This January, in addition to covering the latest health news and research, we’ll be focusing on Cervical Cancer Awareness Month as well as other issues that are related to overall gynecological health.
Cervical Cancer Awareness Month
The National Cervical Cancer Coalition states that:
Human papillomavirus (HPV) is the name of a group of viruses that infect the skin. There are more than 100 different types of HPV. Some types of genital HPV may cause genital warts, while other types of genital HPV are linked to abnormal cell changes on the cervix (detected through Pap tests) that can lead to cervical cancer. However, this cancer can almost always be prevented through regular screening and, if needed, treatment of abnormal cell changes. Approximately 6 million new cases of sexually transmitted HPV occur in the U.S. each year, with at least 20 million people estimated to be currently infected. Most people with HPV, though, do not know that they are infected. It is estimated that 70% of women and men will come into contact with it during their life. Fortunately 80 to 90% of cases the human papillomavirus will be naturally eliminated.
It’s that time of year to start thinking about resolutions! The end of 2012 is coming up and as we look forward to 2013, we thought we’d share some healthy ideas that you can keep in mind for you and your family.
As always, if you or your loved ones have any specific health concerns or needs, make sure to discuss any major changes in diet or a new exercise regimen with your physician or health care provider.

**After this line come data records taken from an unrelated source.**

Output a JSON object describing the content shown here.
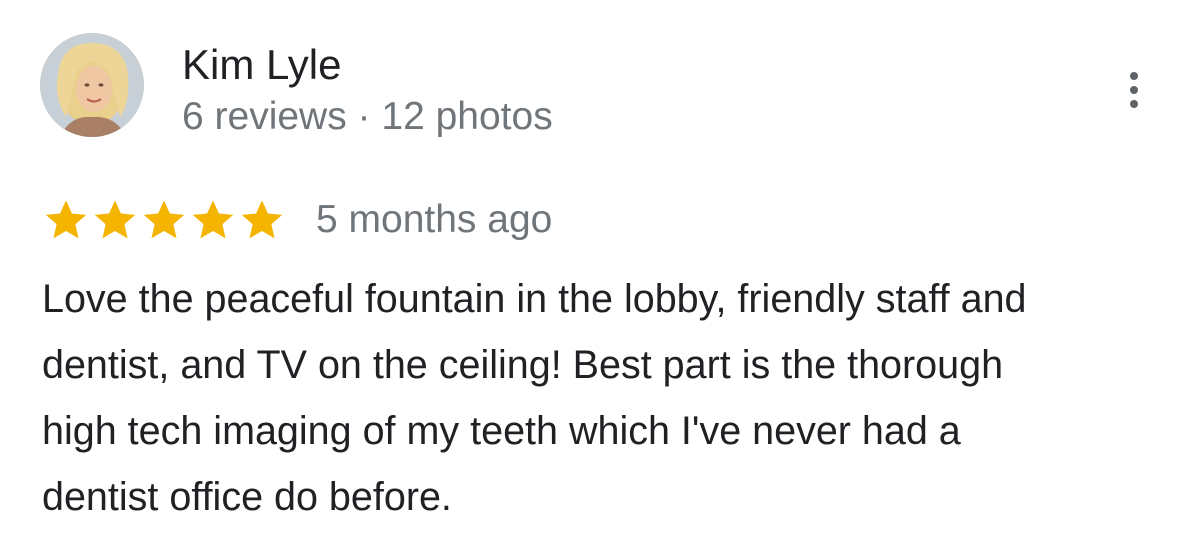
{
  "review": {
    "author_name": "Kim Lyle",
    "author_meta": "6 reviews · 12 photos",
    "rating": 5,
    "rating_max": 5,
    "time": "5 months ago",
    "text_lines": [
      "Love the peaceful fountain in the lobby, friendly staff and",
      "dentist, and TV on the ceiling! Best part is the thorough",
      "high tech imaging of my teeth which I've never had a",
      "dentist office do before."
    ]
  },
  "icons": {
    "star": "star-icon",
    "menu": "more-vert-icon"
  },
  "colors": {
    "star_fill": "#f4b400",
    "author_name": "#202124",
    "meta_text": "#70757a",
    "body_text": "#202124",
    "menu_dots": "#5f6368"
  }
}
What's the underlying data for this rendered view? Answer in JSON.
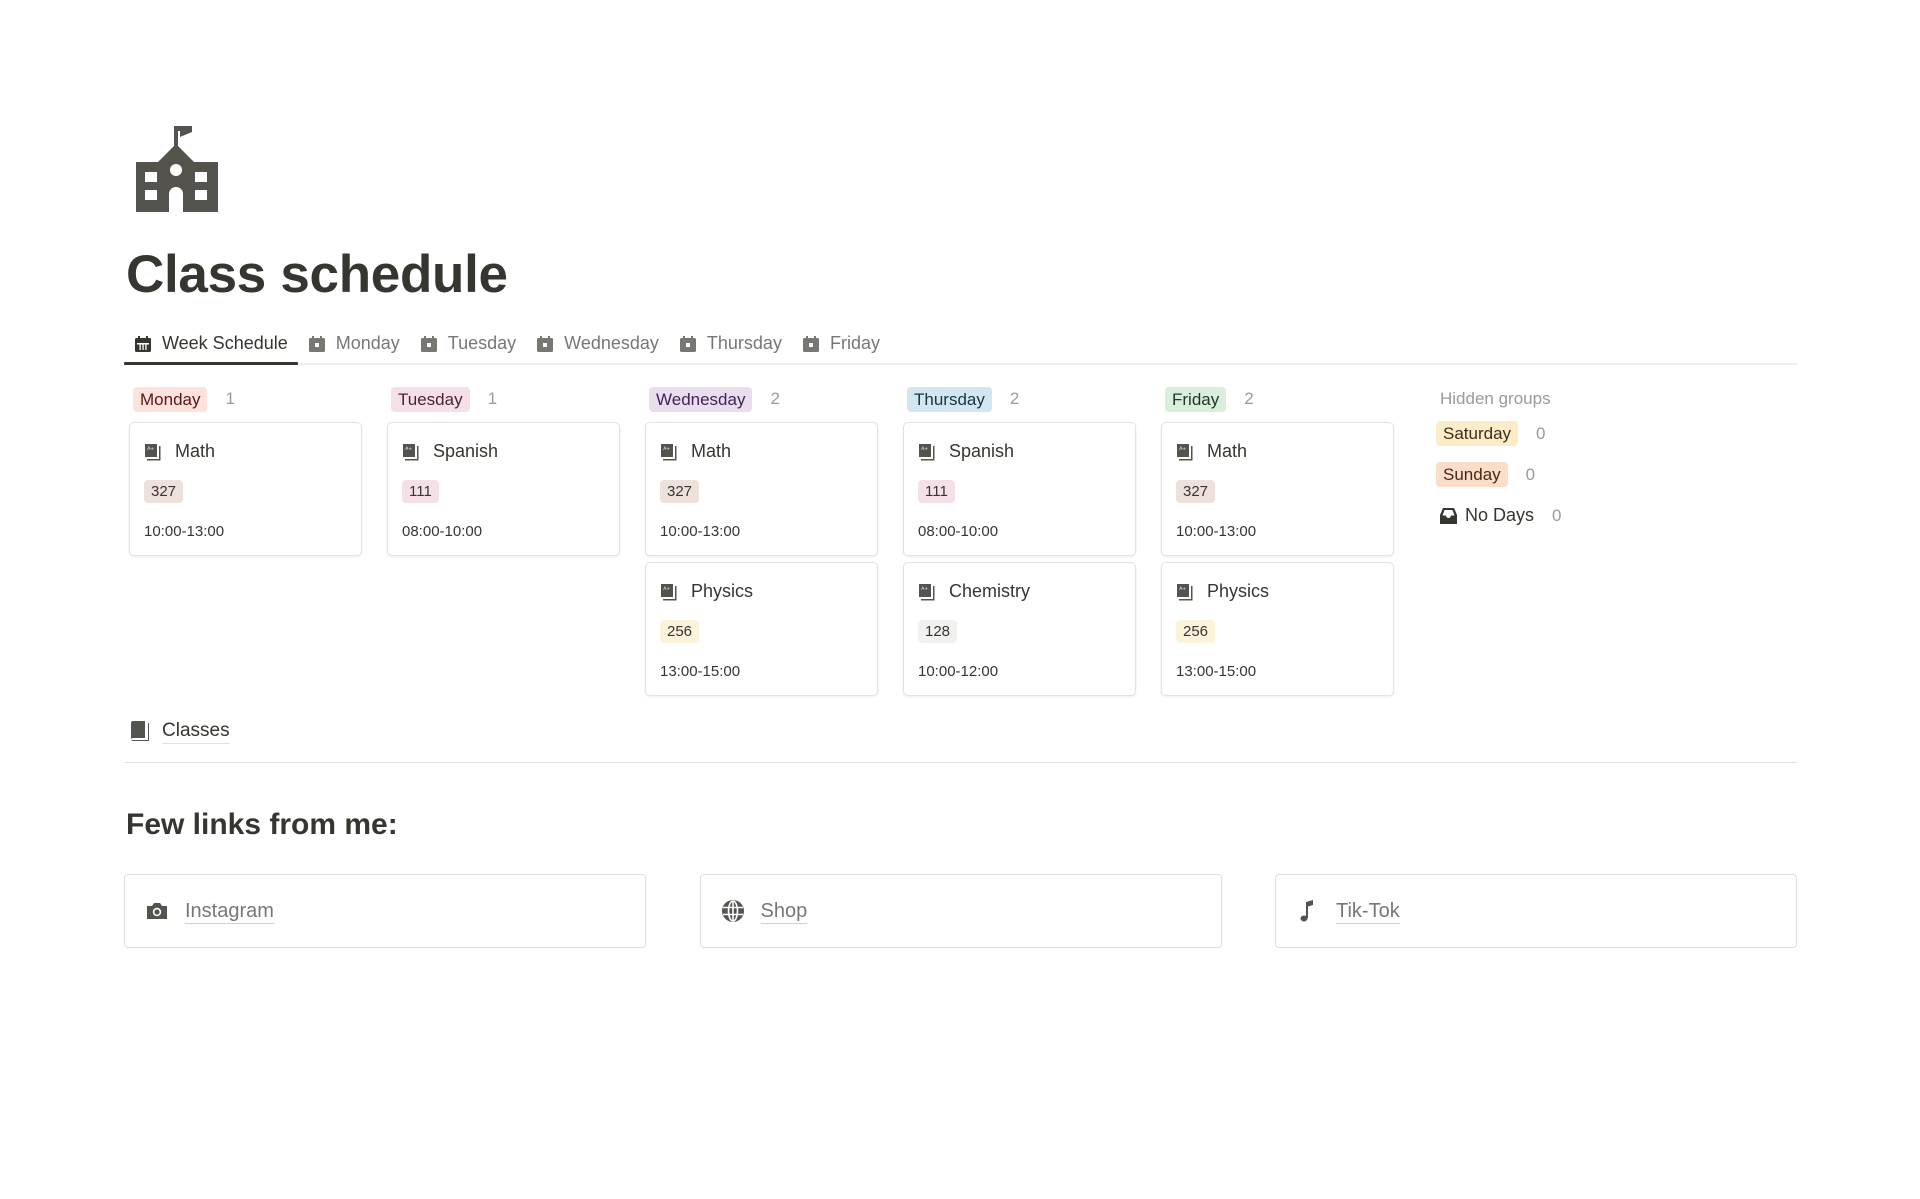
{
  "page": {
    "icon": "school-icon",
    "title": "Class schedule"
  },
  "tabs": [
    {
      "label": "Week Schedule",
      "icon": "calendar-grid-icon",
      "active": true
    },
    {
      "label": "Monday",
      "icon": "calendar-icon",
      "active": false
    },
    {
      "label": "Tuesday",
      "icon": "calendar-icon",
      "active": false
    },
    {
      "label": "Wednesday",
      "icon": "calendar-icon",
      "active": false
    },
    {
      "label": "Thursday",
      "icon": "calendar-icon",
      "active": false
    },
    {
      "label": "Friday",
      "icon": "calendar-icon",
      "active": false
    }
  ],
  "board": {
    "groups": [
      {
        "label": "Monday",
        "count": "1",
        "bg": "#fde2dd",
        "fg": "#5d1715",
        "cards": [
          {
            "title": "Math",
            "room": "327",
            "room_bg": "#eee0da",
            "time": "10:00-13:00"
          }
        ]
      },
      {
        "label": "Tuesday",
        "count": "1",
        "bg": "#f5e0e9",
        "fg": "#4c2337",
        "cards": [
          {
            "title": "Spanish",
            "room": "111",
            "room_bg": "#f5e0e9",
            "time": "08:00-10:00"
          }
        ]
      },
      {
        "label": "Wednesday",
        "count": "2",
        "bg": "#e8deee",
        "fg": "#412454",
        "cards": [
          {
            "title": "Math",
            "room": "327",
            "room_bg": "#eee0da",
            "time": "10:00-13:00"
          },
          {
            "title": "Physics",
            "room": "256",
            "room_bg": "#fbf3db",
            "time": "13:00-15:00"
          }
        ]
      },
      {
        "label": "Thursday",
        "count": "2",
        "bg": "#d3e5ef",
        "fg": "#183347",
        "cards": [
          {
            "title": "Spanish",
            "room": "111",
            "room_bg": "#f5e0e9",
            "time": "08:00-10:00"
          },
          {
            "title": "Chemistry",
            "room": "128",
            "room_bg": "#f1f1ef",
            "time": "10:00-12:00"
          }
        ]
      },
      {
        "label": "Friday",
        "count": "2",
        "bg": "#dbeddb",
        "fg": "#1c3829",
        "cards": [
          {
            "title": "Math",
            "room": "327",
            "room_bg": "#eee0da",
            "time": "10:00-13:00"
          },
          {
            "title": "Physics",
            "room": "256",
            "room_bg": "#fbf3db",
            "time": "13:00-15:00"
          }
        ]
      }
    ],
    "hidden": {
      "title": "Hidden groups",
      "items": [
        {
          "label": "Saturday",
          "count": "0",
          "bg": "#fdecc8",
          "fg": "#402c1b"
        },
        {
          "label": "Sunday",
          "count": "0",
          "bg": "#fadec9",
          "fg": "#49290e"
        }
      ],
      "no_days": {
        "label": "No Days",
        "count": "0",
        "icon": "inbox-icon"
      }
    }
  },
  "classes_link": {
    "label": "Classes",
    "icon": "book-icon"
  },
  "links_section": {
    "heading": "Few links from me:",
    "links": [
      {
        "label": "Instagram",
        "icon": "camera-icon"
      },
      {
        "label": "Shop",
        "icon": "globe-icon"
      },
      {
        "label": "Tik-Tok",
        "icon": "music-note-icon"
      }
    ]
  }
}
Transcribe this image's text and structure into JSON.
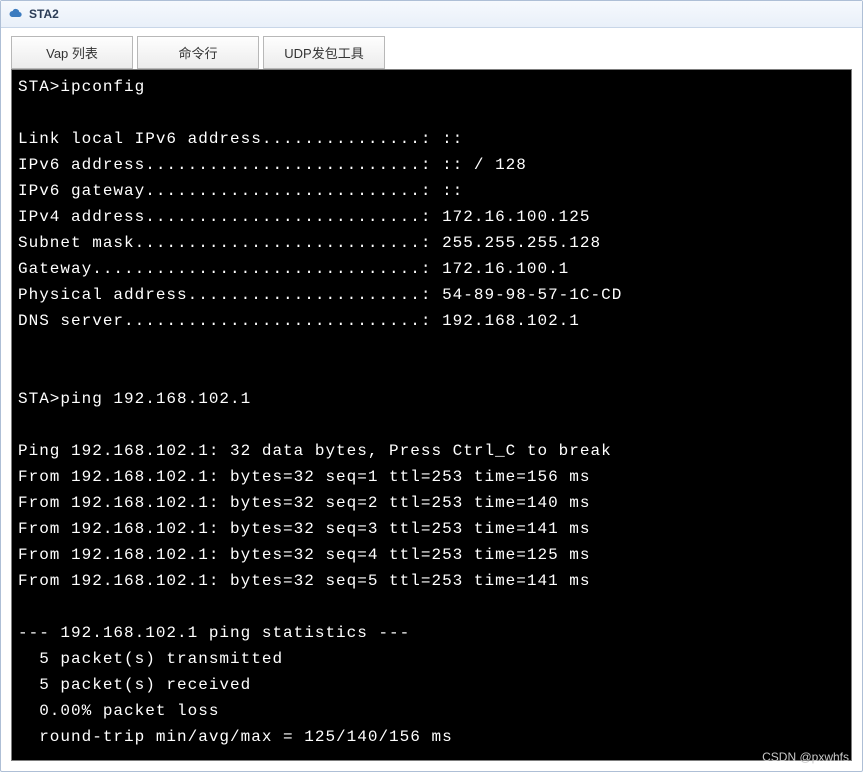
{
  "window": {
    "title": "STA2",
    "icon": "cloud-icon"
  },
  "tabs": [
    {
      "label": "Vap 列表"
    },
    {
      "label": "命令行"
    },
    {
      "label": "UDP发包工具"
    }
  ],
  "terminal": {
    "prompt1": "STA>",
    "cmd1": "ipconfig",
    "ipconfig": {
      "link_local_ipv6_label": "Link local IPv6 address",
      "link_local_ipv6": "::",
      "ipv6_addr_label": "IPv6 address",
      "ipv6_addr": ":: / 128",
      "ipv6_gw_label": "IPv6 gateway",
      "ipv6_gw": "::",
      "ipv4_addr_label": "IPv4 address",
      "ipv4_addr": "172.16.100.125",
      "subnet_label": "Subnet mask",
      "subnet": "255.255.255.128",
      "gateway_label": "Gateway",
      "gateway": "172.16.100.1",
      "phys_label": "Physical address",
      "phys": "54-89-98-57-1C-CD",
      "dns_label": "DNS server",
      "dns": "192.168.102.1"
    },
    "prompt2": "STA>",
    "cmd2": "ping 192.168.102.1",
    "ping": {
      "header": "Ping 192.168.102.1: 32 data bytes, Press Ctrl_C to break",
      "replies": [
        "From 192.168.102.1: bytes=32 seq=1 ttl=253 time=156 ms",
        "From 192.168.102.1: bytes=32 seq=2 ttl=253 time=140 ms",
        "From 192.168.102.1: bytes=32 seq=3 ttl=253 time=141 ms",
        "From 192.168.102.1: bytes=32 seq=4 ttl=253 time=125 ms",
        "From 192.168.102.1: bytes=32 seq=5 ttl=253 time=141 ms"
      ],
      "stats_hdr": "--- 192.168.102.1 ping statistics ---",
      "stats": [
        "  5 packet(s) transmitted",
        "  5 packet(s) received",
        "  0.00% packet loss",
        "  round-trip min/avg/max = 125/140/156 ms"
      ]
    }
  },
  "watermark": "CSDN @pxwhfs"
}
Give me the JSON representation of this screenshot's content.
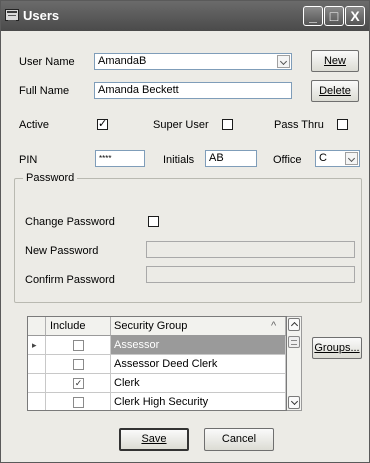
{
  "window": {
    "title": "Users",
    "minimize_glyph": "_",
    "maximize_glyph": "□",
    "close_glyph": "X"
  },
  "user_name": {
    "label": "User Name",
    "value": "AmandaB"
  },
  "full_name": {
    "label": "Full Name",
    "value": "Amanda Beckett"
  },
  "buttons": {
    "new": "New",
    "delete": "Delete",
    "groups": "Groups...",
    "save": "Save",
    "cancel": "Cancel"
  },
  "flags": {
    "active": {
      "label": "Active",
      "checked": true
    },
    "super_user": {
      "label": "Super User",
      "checked": false
    },
    "pass_thru": {
      "label": "Pass Thru",
      "checked": false
    }
  },
  "pin": {
    "label": "PIN",
    "value": "****"
  },
  "initials": {
    "label": "Initials",
    "value": "AB"
  },
  "office": {
    "label": "Office",
    "value": "C"
  },
  "password": {
    "legend": "Password",
    "change_label": "Change Password",
    "change_checked": false,
    "new_label": "New Password",
    "confirm_label": "Confirm Password"
  },
  "groups_grid": {
    "columns": [
      "Include",
      "Security Group"
    ],
    "sort_indicator": "^",
    "rows": [
      {
        "selected": true,
        "include": false,
        "group": "Assessor"
      },
      {
        "selected": false,
        "include": false,
        "group": "Assessor Deed Clerk"
      },
      {
        "selected": false,
        "include": true,
        "group": "Clerk"
      },
      {
        "selected": false,
        "include": false,
        "group": "Clerk High Security"
      }
    ]
  },
  "glyphs": {
    "check": "✓",
    "row_pointer": "▸"
  }
}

Below you’ll find a round-up of recent resolution suggestions with links to the original posts. Are you making any resolutions this year? Let us know by leaving a comment!
Add Some Activity
- Huffington Post: “Take fitness baby steps,” especially if you’re new to incorporating exercise into your life. Slowly start to add more time or distance to your exercises and workouts.
- Healthfinder.gov: Add some movement into your life during everyday moments. Some suggestions include “taking a walk after dinner twice a week, or… sit-ups while you watch TV.”
- Reader’s Digest: Learning how to incorporate strength training can build muscle and give you a rush.